Initial results from a large, randomized clinical trial for patients with multiple myeloma, a cancer of the blood and bone marrow, showed that patients who received the oral drug lenalidomide (Revlimid, also known as CC-5013) following a blood stem cell transplant had their cancer kept in check longer than patients who received a placebo. The clinical trial, for patients ages 18 to 70, was sponsored by the National Cancer Institute (NCI), and conducted by a network of researchers led by the Cancer and Leukemia Group B (CALGB) in collaboration with the Eastern Cooperative Oncology Group (ECOG) and the Blood and Marrow Transplant Clinical Trials Network (BMT CTN). The BMT CTN is co-sponsored by NCI and the National Heart, Lung, and Blood Institute, both parts of the National Institutes of Health.

Grand Rounds 5.14 Holiday Edition

Seasons Greetings! Welcome to the Holiday Edition of Grand Rounds, featuring some of the best articles of the biomedical and healthcare blogosphere.

There’s a revolution occurring on the Web: those “authoritative” articles written on traditional, static websites are being replaced with blogs, wikis and online social networks. In the sphere of health, medicine and information technology, this “real-time Web” consists of many who are professionals in the field; their posts are listed below.
In the digital age, these are the characteristics of new media: recent, relevant, reachable and reliable.

At this time last year, I announced the Highlight HEALTH Network, a single source that aggregates content from all the Highlight HEALTH websites.
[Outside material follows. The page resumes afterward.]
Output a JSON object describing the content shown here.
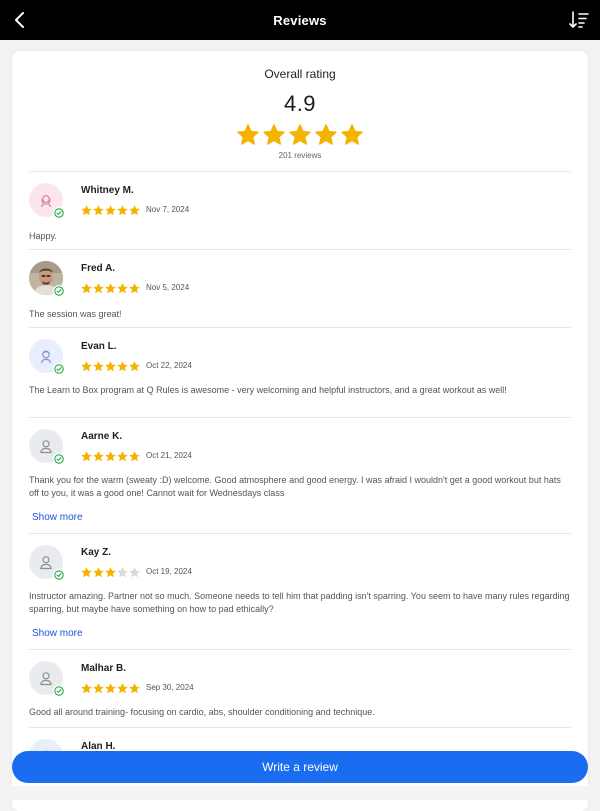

This year, I have a similar gift for biomedical and healthcare blogosphere readers:

Health and Medicine blog carnival email and RSS subscriptions!